• [Exercise requirements]: Pull out each line of the records holding the string "icon".

━━━━━━━━

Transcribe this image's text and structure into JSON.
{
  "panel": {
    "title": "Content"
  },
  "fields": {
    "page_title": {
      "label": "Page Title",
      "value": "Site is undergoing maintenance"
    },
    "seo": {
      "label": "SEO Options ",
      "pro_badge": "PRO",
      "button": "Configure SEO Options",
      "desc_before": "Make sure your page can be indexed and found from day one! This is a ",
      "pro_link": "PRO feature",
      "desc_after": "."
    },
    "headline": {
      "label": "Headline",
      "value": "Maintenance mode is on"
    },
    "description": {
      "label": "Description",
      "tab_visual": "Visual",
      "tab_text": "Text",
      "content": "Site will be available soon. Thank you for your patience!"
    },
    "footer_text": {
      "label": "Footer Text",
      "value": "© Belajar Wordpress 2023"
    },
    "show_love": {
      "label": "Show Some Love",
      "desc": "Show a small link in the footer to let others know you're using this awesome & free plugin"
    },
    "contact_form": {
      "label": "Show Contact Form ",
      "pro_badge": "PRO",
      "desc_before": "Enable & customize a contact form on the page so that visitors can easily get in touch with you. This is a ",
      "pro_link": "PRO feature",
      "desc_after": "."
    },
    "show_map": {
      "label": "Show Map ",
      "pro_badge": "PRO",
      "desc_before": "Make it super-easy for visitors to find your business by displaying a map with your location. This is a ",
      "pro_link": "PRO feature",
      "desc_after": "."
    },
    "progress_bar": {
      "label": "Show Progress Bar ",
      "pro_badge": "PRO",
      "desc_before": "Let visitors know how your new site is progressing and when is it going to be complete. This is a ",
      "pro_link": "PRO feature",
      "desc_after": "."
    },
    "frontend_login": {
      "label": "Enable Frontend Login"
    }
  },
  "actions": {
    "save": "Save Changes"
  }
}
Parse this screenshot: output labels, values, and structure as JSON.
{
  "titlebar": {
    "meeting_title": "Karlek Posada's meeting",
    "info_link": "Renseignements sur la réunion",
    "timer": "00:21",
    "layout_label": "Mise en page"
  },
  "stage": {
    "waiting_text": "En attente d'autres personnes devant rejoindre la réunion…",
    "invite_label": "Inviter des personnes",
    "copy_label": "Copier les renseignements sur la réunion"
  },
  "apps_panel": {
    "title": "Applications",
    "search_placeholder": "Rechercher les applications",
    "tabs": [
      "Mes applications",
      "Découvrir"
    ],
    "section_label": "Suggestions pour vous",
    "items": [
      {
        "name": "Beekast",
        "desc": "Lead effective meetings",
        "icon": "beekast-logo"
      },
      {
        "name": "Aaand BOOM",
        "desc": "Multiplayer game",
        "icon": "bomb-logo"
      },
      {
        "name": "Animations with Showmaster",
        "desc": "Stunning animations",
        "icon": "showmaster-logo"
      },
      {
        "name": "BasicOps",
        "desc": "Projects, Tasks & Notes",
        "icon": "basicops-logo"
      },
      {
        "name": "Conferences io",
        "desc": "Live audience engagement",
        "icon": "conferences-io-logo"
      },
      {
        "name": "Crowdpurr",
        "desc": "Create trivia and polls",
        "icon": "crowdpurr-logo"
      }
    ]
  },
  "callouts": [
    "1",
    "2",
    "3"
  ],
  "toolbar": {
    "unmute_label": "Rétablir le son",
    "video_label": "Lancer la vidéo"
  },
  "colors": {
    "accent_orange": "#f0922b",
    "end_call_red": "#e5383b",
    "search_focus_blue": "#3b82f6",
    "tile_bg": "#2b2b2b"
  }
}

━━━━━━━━

• [Response for this exercise]:
        "icon": "beekast-logo"
        "icon": "bomb-logo"
        "icon": "showmaster-logo"
        "icon": "basicops-logo"
        "icon": "conferences-io-logo"
        "icon": "crowdpurr-logo"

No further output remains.